      The name Cimarron was personally chosen for this car by Cadillac's General Manager, Ed Kennard, during its development. Cimarron is a river in the southwest United States stretching across Northeast New Mexico, parts of Kansas, Oklahoma and Arkansas.
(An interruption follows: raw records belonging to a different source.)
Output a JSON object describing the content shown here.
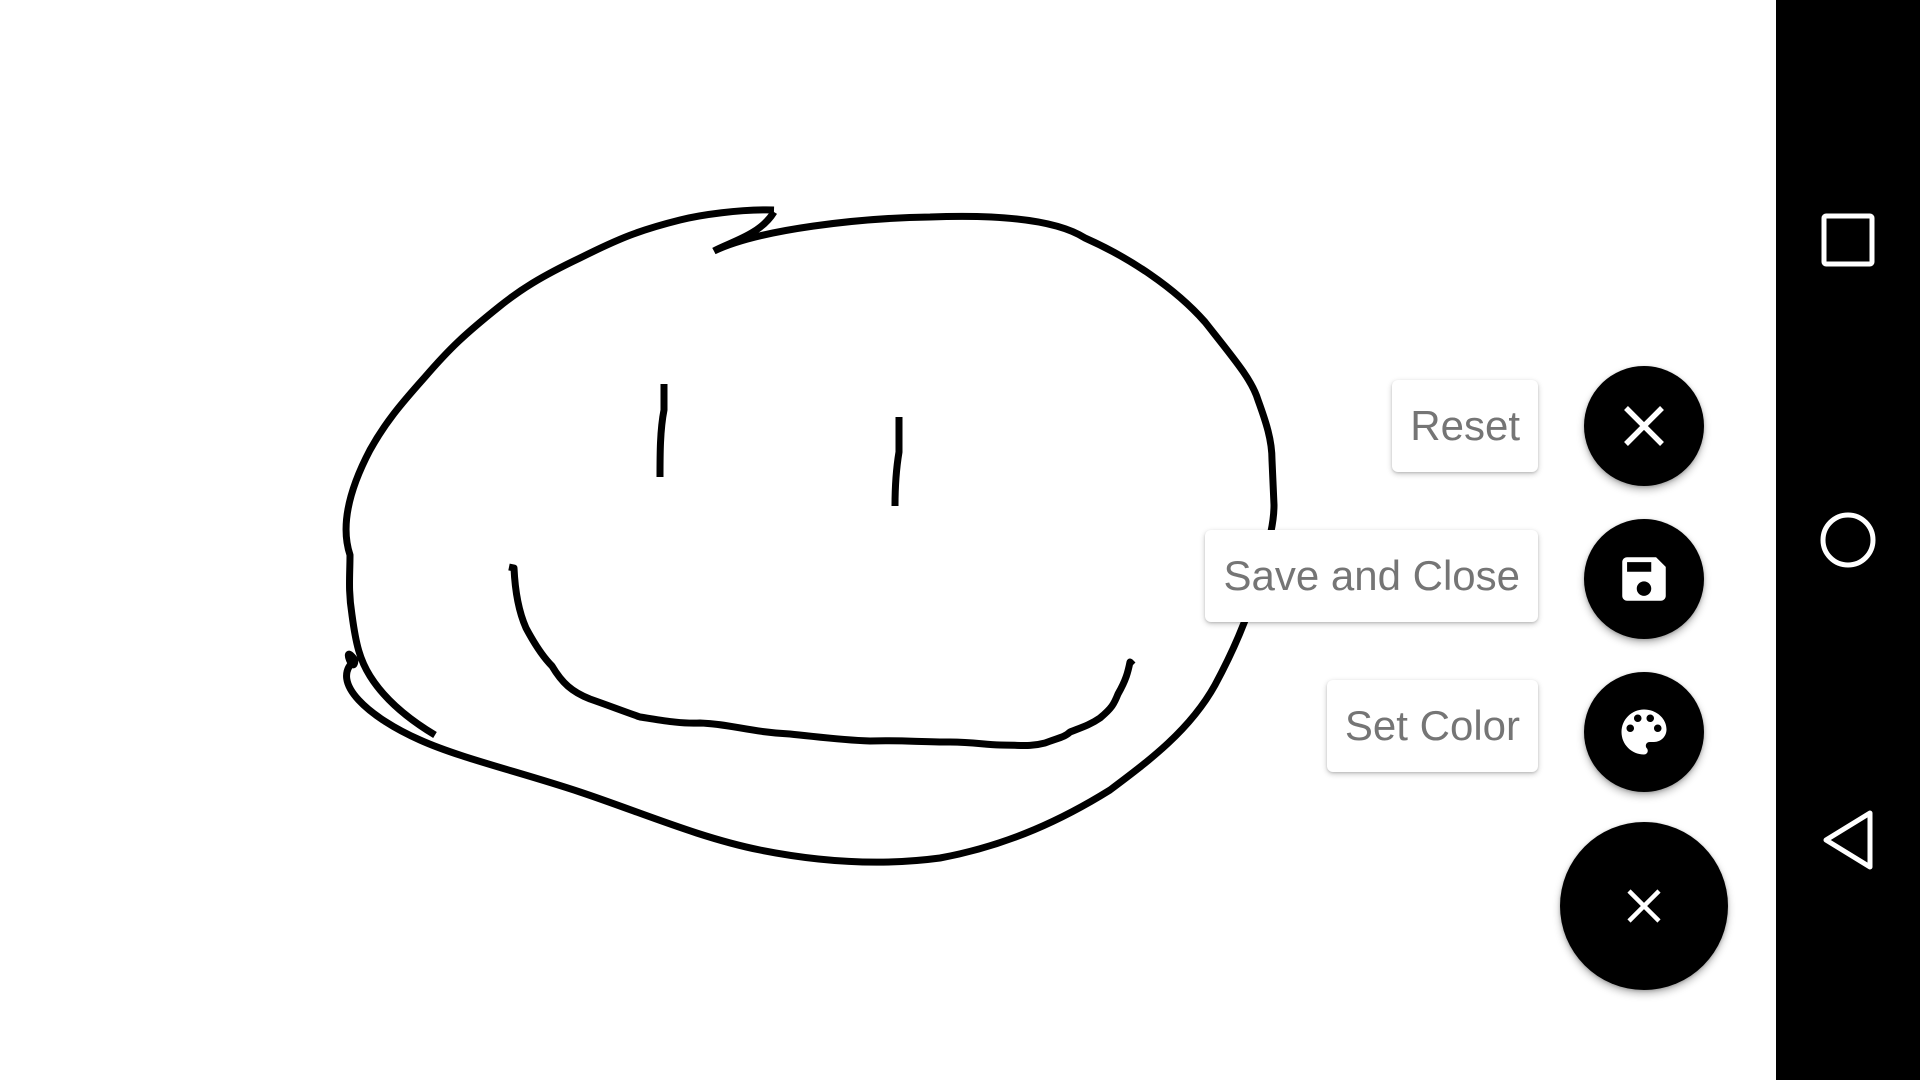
{
  "fab_menu": {
    "items": [
      {
        "label": "Reset",
        "icon": "close-icon"
      },
      {
        "label": "Save and Close",
        "icon": "floppy-save-icon"
      },
      {
        "label": "Set Color",
        "icon": "palette-icon"
      }
    ],
    "main_button": {
      "icon": "close-icon"
    }
  },
  "navigation_bar": {
    "buttons": [
      {
        "name": "recents",
        "icon": "square-recents-icon"
      },
      {
        "name": "home",
        "icon": "circle-home-icon"
      },
      {
        "name": "back",
        "icon": "triangle-back-icon"
      }
    ]
  },
  "colors": {
    "canvas_background": "#ffffff",
    "stroke": "#000000",
    "fab_background": "#000000",
    "label_text": "#757575",
    "navigation_bar": "#000000"
  }
}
      The Cimarron was initially planned on a Buick X-chassis, but was later swapped to a J-chassis because the President of General Motors, Pete Estes, felt that this car should have the latest technology. The use of the J-chassis meant that not much could be done in regards to styling. The one piece body build of the J-chassis meant that nothing could be changed. The beginning of the front fender all the way to the rear quarter had to remain the same, thus the little diferentation between a Cimarron and a J-car. The only items Cadillac could change were the hood, grille, taillights and rear panel. To insure that the Cimarron at least performed better than the J-cars, Cadillac used a specially tuned suspension, front and rear stabilizer bars, a four speed manual transmission, quick ratio power steering and forged aluminium wheels. Cimarron would be the first Cadillac since 1914 to have a four cylinder engine and the first since 1953 to have a manual transmission.